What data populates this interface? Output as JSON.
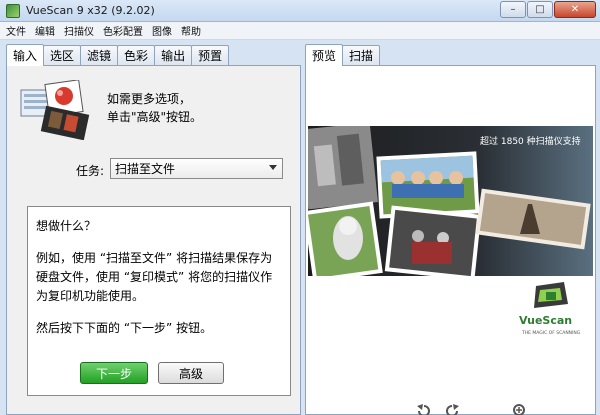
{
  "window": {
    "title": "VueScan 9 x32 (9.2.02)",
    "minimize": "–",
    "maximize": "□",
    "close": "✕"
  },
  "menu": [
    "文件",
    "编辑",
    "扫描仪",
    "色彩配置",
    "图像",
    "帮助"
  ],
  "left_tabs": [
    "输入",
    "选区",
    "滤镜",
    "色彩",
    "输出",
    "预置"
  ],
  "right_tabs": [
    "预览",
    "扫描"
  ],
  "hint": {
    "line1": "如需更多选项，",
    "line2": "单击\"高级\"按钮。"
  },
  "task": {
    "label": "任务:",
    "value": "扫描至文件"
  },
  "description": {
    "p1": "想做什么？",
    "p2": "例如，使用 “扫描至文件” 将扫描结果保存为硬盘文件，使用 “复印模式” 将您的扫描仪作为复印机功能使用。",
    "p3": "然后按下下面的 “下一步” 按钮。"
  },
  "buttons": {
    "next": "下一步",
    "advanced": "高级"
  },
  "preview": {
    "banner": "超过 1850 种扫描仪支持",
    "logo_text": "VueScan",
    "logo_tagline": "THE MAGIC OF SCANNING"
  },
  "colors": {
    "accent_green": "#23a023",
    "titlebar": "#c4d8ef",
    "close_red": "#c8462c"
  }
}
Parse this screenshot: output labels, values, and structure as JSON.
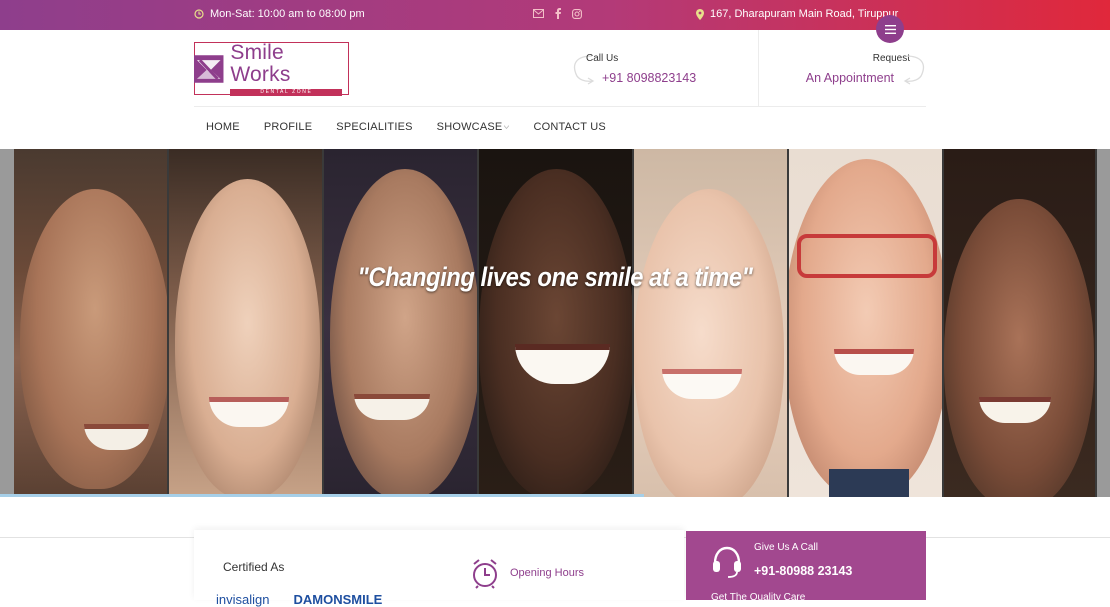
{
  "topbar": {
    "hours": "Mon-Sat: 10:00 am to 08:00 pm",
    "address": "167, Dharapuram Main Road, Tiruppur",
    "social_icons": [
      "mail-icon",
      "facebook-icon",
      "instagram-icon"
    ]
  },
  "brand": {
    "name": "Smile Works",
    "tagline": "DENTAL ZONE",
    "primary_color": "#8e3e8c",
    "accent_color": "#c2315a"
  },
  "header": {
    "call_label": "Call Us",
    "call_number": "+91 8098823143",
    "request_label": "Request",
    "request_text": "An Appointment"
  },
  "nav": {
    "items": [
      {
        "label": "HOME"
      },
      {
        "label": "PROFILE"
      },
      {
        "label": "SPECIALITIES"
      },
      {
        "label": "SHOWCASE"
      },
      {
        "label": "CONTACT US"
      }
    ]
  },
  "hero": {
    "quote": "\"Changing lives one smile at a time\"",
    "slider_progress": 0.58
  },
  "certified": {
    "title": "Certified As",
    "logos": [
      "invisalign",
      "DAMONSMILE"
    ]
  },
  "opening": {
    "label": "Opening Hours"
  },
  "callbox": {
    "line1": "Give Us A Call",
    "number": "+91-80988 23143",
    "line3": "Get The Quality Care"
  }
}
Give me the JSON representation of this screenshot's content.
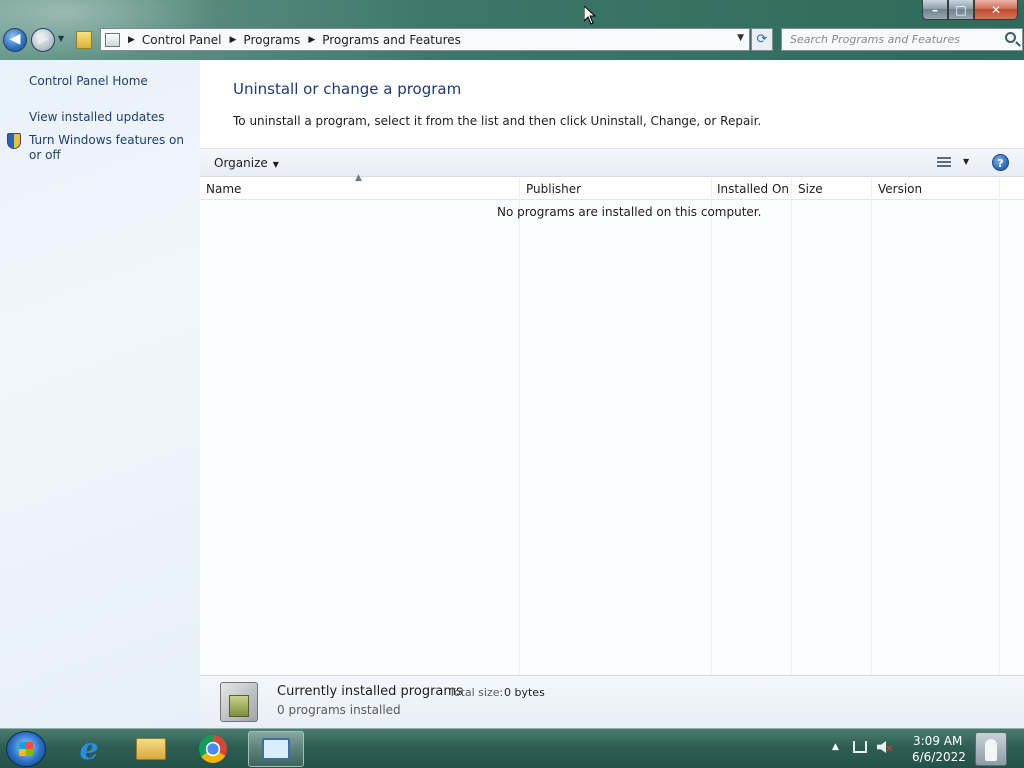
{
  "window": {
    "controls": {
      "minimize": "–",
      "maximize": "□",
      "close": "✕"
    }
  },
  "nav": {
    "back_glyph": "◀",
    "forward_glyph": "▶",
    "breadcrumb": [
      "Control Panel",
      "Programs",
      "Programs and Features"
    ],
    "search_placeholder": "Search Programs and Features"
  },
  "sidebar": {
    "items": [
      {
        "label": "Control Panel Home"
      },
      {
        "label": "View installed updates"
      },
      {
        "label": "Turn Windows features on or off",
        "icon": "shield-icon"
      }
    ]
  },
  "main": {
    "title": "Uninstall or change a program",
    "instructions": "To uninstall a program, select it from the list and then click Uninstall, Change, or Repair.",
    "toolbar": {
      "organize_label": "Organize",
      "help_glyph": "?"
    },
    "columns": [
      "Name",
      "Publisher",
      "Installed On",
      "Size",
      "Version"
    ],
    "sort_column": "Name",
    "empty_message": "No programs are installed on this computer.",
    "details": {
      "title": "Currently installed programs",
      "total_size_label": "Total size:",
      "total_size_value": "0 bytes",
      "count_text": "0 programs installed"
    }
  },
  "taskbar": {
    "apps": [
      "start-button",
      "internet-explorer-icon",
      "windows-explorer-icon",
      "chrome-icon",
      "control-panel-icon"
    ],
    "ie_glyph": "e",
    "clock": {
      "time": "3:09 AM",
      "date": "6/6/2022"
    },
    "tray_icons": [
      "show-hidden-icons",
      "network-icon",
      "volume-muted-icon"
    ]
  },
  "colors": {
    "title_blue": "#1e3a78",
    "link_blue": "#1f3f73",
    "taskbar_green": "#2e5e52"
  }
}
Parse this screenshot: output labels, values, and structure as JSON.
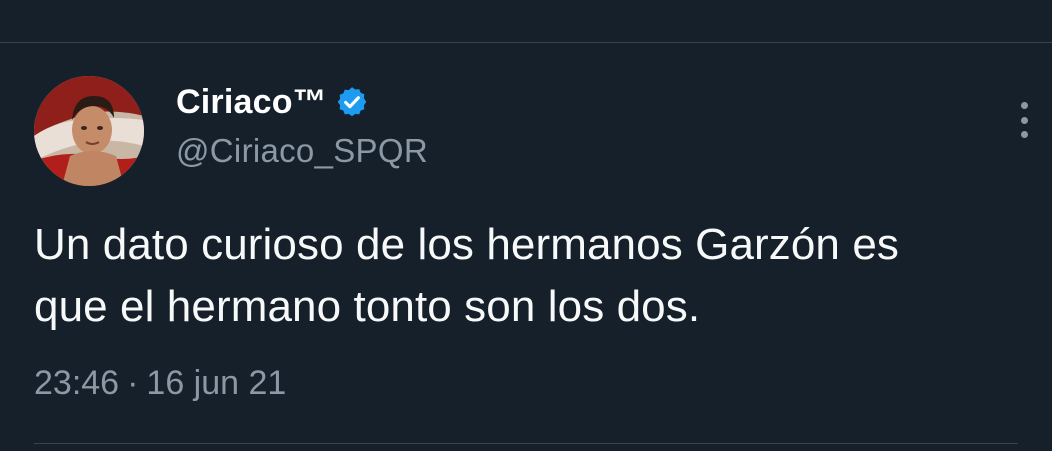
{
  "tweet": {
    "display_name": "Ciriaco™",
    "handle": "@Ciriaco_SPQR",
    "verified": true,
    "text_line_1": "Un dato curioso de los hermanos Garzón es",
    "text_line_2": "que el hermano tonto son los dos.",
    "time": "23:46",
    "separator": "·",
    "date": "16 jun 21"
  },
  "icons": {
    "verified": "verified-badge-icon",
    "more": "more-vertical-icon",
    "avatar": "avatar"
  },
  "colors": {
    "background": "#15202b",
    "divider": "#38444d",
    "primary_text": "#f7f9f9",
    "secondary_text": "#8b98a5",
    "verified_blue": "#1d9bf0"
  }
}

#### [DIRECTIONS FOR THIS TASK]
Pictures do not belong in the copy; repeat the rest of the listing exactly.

#### [COMPLETED TASK]
What data populates this interface? Output as JSON.
{
  "window": {
    "title": "VueScan 9 x32 (9.2.02)",
    "minimize": "–",
    "maximize": "□",
    "close": "✕"
  },
  "menu": [
    "文件",
    "编辑",
    "扫描仪",
    "色彩配置",
    "图像",
    "帮助"
  ],
  "left_tabs": [
    "输入",
    "选区",
    "滤镜",
    "色彩",
    "输出",
    "预置"
  ],
  "right_tabs": [
    "预览",
    "扫描"
  ],
  "hint": {
    "line1": "如需更多选项，",
    "line2": "单击\"高级\"按钮。"
  },
  "task": {
    "label": "任务:",
    "value": "扫描至文件"
  },
  "description": {
    "p1": "想做什么？",
    "p2": "例如，使用 “扫描至文件” 将扫描结果保存为硬盘文件，使用 “复印模式” 将您的扫描仪作为复印机功能使用。",
    "p3": "然后按下下面的 “下一步” 按钮。"
  },
  "buttons": {
    "next": "下一步",
    "advanced": "高级"
  },
  "preview": {
    "banner": "超过 1850 种扫描仪支持",
    "logo_text": "VueScan",
    "logo_tagline": "THE MAGIC OF SCANNING"
  },
  "colors": {
    "accent_green": "#23a023",
    "titlebar": "#c4d8ef",
    "close_red": "#c8462c"
  }
}
Parse this screenshot: output labels, values, and structure as JSON.
{
  "topbar": {
    "hours": "Mon-Sat: 10:00 am to 08:00 pm",
    "address": "167, Dharapuram Main Road, Tiruppur",
    "social_icons": [
      "mail-icon",
      "facebook-icon",
      "instagram-icon"
    ]
  },
  "brand": {
    "name": "Smile Works",
    "tagline": "DENTAL ZONE",
    "primary_color": "#8e3e8c",
    "accent_color": "#c2315a"
  },
  "header": {
    "call_label": "Call Us",
    "call_number": "+91 8098823143",
    "request_label": "Request",
    "request_text": "An Appointment"
  },
  "nav": {
    "items": [
      {
        "label": "HOME"
      },
      {
        "label": "PROFILE"
      },
      {
        "label": "SPECIALITIES"
      },
      {
        "label": "SHOWCASE"
      },
      {
        "label": "CONTACT US"
      }
    ]
  },
  "hero": {
    "quote": "\"Changing lives one smile at a time\"",
    "slider_progress": 0.58
  },
  "certified": {
    "title": "Certified As",
    "logos": [
      "invisalign",
      "DAMONSMILE"
    ]
  },
  "opening": {
    "label": "Opening Hours"
  },
  "callbox": {
    "line1": "Give Us A Call",
    "number": "+91-80988 23143",
    "line3": "Get The Quality Care"
  }
}
Give me the JSON representation of this screenshot's content.
{
  "window": {
    "controls": {
      "minimize": "–",
      "maximize": "□",
      "close": "✕"
    }
  },
  "nav": {
    "back_glyph": "◀",
    "forward_glyph": "▶",
    "breadcrumb": [
      "Control Panel",
      "Programs",
      "Programs and Features"
    ],
    "search_placeholder": "Search Programs and Features"
  },
  "sidebar": {
    "items": [
      {
        "label": "Control Panel Home"
      },
      {
        "label": "View installed updates"
      },
      {
        "label": "Turn Windows features on or off",
        "icon": "shield-icon"
      }
    ]
  },
  "main": {
    "title": "Uninstall or change a program",
    "instructions": "To uninstall a program, select it from the list and then click Uninstall, Change, or Repair.",
    "toolbar": {
      "organize_label": "Organize",
      "help_glyph": "?"
    },
    "columns": [
      "Name",
      "Publisher",
      "Installed On",
      "Size",
      "Version"
    ],
    "sort_column": "Name",
    "empty_message": "No programs are installed on this computer.",
    "details": {
      "title": "Currently installed programs",
      "total_size_label": "Total size:",
      "total_size_value": "0 bytes",
      "count_text": "0 programs installed"
    }
  },
  "taskbar": {
    "apps": [
      "start-button",
      "internet-explorer-icon",
      "windows-explorer-icon",
      "chrome-icon",
      "control-panel-icon"
    ],
    "ie_glyph": "e",
    "clock": {
      "time": "3:09 AM",
      "date": "6/6/2022"
    },
    "tray_icons": [
      "show-hidden-icons",
      "network-icon",
      "volume-muted-icon"
    ]
  },
  "colors": {
    "title_blue": "#1e3a78",
    "link_blue": "#1f3f73",
    "taskbar_green": "#2e5e52"
  }
}
Parse this screenshot: output labels, values, and structure as JSON.
{
  "tweet": {
    "display_name": "Ciriaco™",
    "handle": "@Ciriaco_SPQR",
    "verified": true,
    "text_line_1": "Un dato curioso de los hermanos Garzón es",
    "text_line_2": "que el hermano tonto son los dos.",
    "time": "23:46",
    "separator": "·",
    "date": "16 jun 21"
  },
  "icons": {
    "verified": "verified-badge-icon",
    "more": "more-vertical-icon",
    "avatar": "avatar"
  },
  "colors": {
    "background": "#15202b",
    "divider": "#38444d",
    "primary_text": "#f7f9f9",
    "secondary_text": "#8b98a5",
    "verified_blue": "#1d9bf0"
  }
}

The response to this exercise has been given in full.